In small rural areas, the local small businesses, your typical “mom and pop shop” is usually the best bet. But, I’ve even had opportunities to work with online small and local businesses that were not necessarily in my city.
However, I would be remiss if I didn’t say that there are no guarantees or “better odds” trying to meet up with local businesses vs. startup hubs vs. mom and pop shops. Each client is unique, run by different people, and may or may not be interested in partnering with you and your class.
Tip #2: Setting Expectations
If you are lucky enough to find a client who seems to be interested in partnering with you in your class, you immediately need to set viable expectations for both the client, yourself, and your students.

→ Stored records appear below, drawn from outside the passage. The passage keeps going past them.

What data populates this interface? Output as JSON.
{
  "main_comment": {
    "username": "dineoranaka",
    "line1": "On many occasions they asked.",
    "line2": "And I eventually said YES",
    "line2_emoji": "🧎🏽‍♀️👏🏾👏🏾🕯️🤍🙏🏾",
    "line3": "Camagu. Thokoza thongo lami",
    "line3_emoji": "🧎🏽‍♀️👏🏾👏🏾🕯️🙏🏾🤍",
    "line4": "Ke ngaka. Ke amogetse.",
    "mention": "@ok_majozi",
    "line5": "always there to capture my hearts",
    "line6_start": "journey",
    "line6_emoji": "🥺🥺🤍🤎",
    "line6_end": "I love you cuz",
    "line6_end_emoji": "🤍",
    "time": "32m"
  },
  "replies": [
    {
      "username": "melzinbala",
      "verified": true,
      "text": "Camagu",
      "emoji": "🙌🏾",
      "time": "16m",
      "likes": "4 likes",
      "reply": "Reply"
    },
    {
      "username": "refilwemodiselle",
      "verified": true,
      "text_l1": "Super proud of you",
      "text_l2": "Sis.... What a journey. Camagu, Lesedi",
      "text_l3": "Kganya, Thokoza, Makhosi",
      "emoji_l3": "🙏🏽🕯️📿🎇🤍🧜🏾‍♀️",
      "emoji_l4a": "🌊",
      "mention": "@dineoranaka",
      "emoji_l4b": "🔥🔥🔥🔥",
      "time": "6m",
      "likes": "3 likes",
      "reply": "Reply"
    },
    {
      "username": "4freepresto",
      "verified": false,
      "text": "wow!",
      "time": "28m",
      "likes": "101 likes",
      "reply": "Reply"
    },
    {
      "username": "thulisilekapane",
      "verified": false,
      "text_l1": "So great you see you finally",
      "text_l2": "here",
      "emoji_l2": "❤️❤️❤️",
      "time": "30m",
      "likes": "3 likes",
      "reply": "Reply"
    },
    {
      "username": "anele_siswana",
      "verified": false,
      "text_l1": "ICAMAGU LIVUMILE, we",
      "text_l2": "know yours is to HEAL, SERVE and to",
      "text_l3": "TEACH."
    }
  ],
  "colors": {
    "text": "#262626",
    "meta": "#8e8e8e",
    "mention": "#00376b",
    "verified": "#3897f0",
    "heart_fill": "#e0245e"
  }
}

First and foremost, the client needs to understand that this is still a class project. While our students will be providing a service to the client, it should be understood that the students are still learning and honing their skills, and applying them to a client project to help someone in the local community but also in bolstering their expertise.
Second, it often helps to have the client meet with your class in person or virtually to give their side of the story. Let your client explain their business or organization, possible issues that they have been having, and how they see your students helping them solve some of their issues.
During this meeting, it’s an opportunity for students to ask questions to the client, get a better understanding of what they may want to work on, and also helps build some early rapport with the client.
Third, the client needs to set expectations in terms of their involvement. Is the client interested in getting updates throughout the semester? Once a month? Do they want to just see a little presentation at the end of the semester when everything is complete?
Since the students are working on project deliverables for their class, they have separate due dates and deadlines that the client won’t necessarily see. So, setting up expectations if there is any content or meetings that the client would like to have with the students during the project is helpful at the start.
Tip #3: Facilitating Communication Across the Semester
Finally, depending on how the client responds to the third expectation above (their involvement throughout the semester), there may need to be a discussion about how you as the instructor may need to facilitate communication across the semester-long project.
I’ve had some clients who were very hands-on, very interested, and loved answering questions via email any time my students wanted clarification. Some clients have also set up Slack channels with my students where they loved to see prototypes, rough drafts, and other bits and pieces of the project as it was progressing.
But, on the other hand, I’ve also had clients that only wanted one email per week regarding the project, and wanted all student questions compiled by their instructor and sent out through them.
There are many more things to say…
While there is so much more I can say about my experience working with client projects, tips for finding clients more specifically, or facilitating a client project throughout a semester, these points here are a great starting point.
Every time that I've worked on a client project with my students, I have always gotten positive feedback from my students for the opportunities and experiences that they were able to have during my class. I’ve also seen glowing reviews from clients on the work that my students have done with them, and even some professional relationships and opportunities that have opened up for students because of it. Due to these positive experiences, past students who have told me how helpful working with somebody in industry was to their career, clients who have enjoyed the opportunities, along with the general opportunity to help organizations and businesses in our local community, I continue to search for real-life clients in my classroom.